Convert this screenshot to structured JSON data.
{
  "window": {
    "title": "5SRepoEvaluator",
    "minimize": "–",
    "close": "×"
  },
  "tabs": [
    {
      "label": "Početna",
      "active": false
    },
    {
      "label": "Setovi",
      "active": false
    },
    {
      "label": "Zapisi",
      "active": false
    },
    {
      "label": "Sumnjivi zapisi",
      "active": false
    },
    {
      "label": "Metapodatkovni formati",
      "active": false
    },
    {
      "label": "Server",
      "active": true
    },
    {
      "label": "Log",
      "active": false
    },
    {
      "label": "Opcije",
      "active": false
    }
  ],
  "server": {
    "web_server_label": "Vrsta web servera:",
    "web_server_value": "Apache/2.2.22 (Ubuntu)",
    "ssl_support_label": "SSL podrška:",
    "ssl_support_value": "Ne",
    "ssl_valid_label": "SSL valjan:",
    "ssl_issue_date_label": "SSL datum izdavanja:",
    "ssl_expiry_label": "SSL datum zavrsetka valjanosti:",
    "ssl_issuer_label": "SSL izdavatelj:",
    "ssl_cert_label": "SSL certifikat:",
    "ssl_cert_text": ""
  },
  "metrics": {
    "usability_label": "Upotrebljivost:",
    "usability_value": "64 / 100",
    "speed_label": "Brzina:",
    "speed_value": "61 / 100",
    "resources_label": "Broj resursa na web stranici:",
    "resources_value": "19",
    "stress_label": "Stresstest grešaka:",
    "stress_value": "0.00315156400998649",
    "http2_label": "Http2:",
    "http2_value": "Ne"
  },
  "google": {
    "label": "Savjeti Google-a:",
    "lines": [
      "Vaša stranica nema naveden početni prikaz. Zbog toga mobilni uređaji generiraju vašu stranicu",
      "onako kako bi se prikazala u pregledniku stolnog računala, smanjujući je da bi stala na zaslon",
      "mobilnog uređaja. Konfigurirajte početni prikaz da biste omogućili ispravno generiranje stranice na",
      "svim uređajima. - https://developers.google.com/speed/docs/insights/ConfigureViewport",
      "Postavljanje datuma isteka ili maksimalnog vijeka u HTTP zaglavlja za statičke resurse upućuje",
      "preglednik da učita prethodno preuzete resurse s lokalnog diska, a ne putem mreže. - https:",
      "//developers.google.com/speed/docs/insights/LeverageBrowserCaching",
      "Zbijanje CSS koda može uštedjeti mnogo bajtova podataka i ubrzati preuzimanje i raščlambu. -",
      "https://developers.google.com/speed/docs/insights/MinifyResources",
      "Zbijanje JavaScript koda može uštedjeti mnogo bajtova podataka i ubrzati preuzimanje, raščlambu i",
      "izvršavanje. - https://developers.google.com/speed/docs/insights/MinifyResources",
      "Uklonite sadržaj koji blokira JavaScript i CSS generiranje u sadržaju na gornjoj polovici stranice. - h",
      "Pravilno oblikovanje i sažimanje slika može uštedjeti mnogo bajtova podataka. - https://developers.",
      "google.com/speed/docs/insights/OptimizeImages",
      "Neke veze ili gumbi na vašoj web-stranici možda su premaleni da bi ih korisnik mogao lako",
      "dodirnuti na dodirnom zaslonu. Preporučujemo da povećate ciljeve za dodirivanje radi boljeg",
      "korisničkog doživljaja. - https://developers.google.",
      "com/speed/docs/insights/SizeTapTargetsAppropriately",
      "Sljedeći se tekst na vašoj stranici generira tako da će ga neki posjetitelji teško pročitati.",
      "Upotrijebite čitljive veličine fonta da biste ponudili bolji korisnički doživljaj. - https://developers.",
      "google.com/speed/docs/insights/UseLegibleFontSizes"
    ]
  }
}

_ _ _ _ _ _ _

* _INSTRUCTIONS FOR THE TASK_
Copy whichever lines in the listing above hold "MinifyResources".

* _RESULT FOR THIS EXERCISE_
      "https://developers.google.com/speed/docs/insights/MinifyResources",
      "izvršavanje. - https://developers.google.com/speed/docs/insights/MinifyResources",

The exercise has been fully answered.